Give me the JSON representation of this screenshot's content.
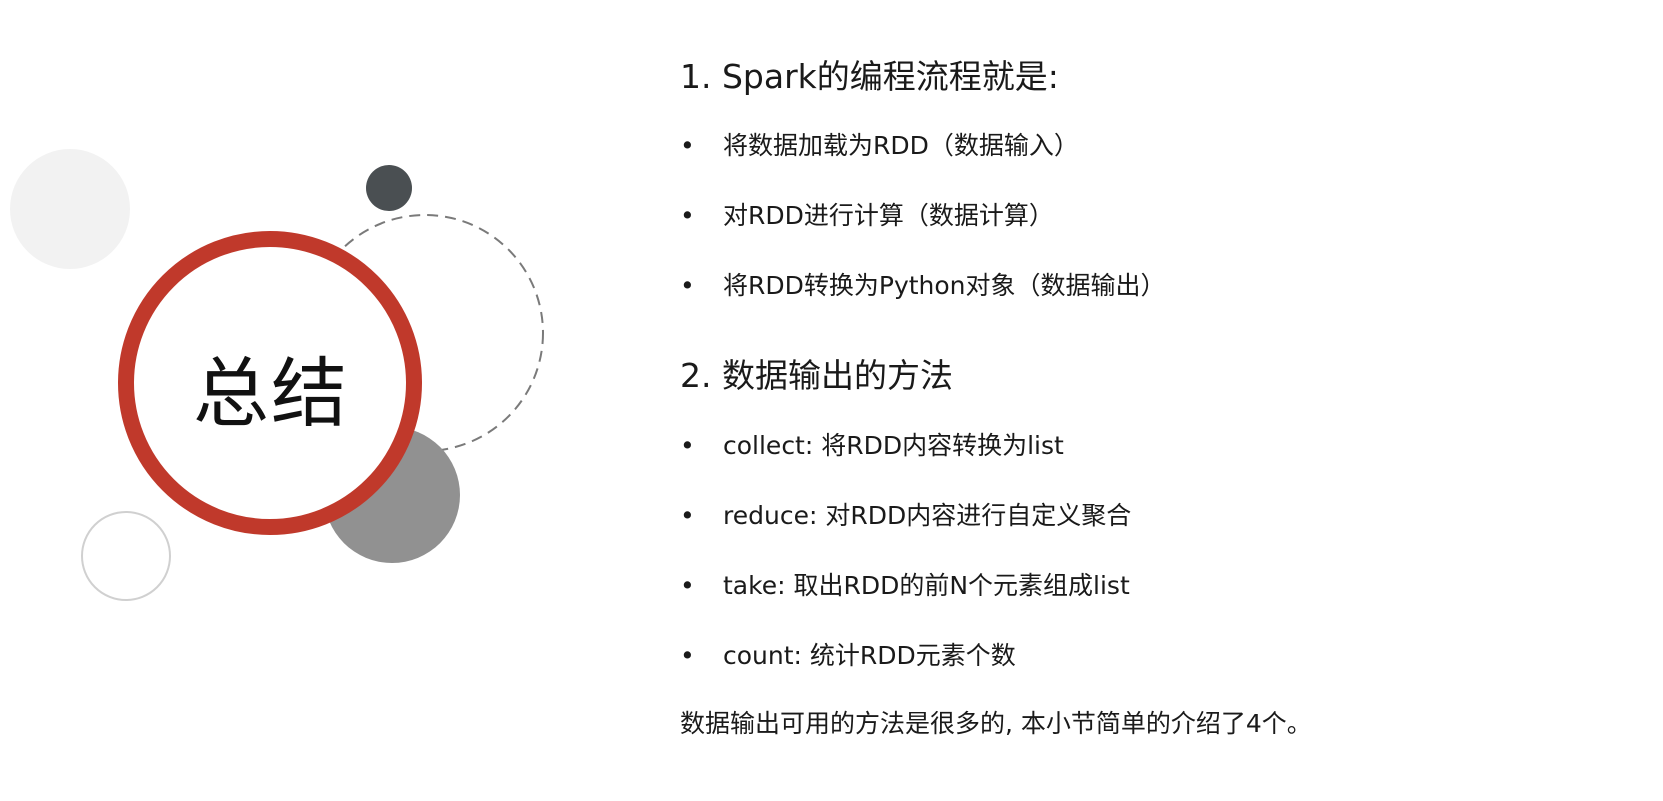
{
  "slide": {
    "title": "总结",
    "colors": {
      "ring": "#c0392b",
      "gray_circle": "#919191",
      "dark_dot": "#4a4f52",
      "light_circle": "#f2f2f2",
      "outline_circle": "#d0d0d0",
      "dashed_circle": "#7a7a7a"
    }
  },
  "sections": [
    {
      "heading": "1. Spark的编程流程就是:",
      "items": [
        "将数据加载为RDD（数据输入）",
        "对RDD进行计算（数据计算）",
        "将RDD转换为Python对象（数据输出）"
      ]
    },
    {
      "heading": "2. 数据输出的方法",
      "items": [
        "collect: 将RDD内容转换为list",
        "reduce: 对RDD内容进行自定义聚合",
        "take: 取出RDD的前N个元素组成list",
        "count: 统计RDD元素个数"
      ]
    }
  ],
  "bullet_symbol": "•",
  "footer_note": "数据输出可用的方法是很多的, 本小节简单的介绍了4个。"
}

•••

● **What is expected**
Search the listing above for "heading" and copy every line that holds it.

● **Task solution**
      "heading": "1. Spark的编程流程就是:",
      "heading": "2. 数据输出的方法",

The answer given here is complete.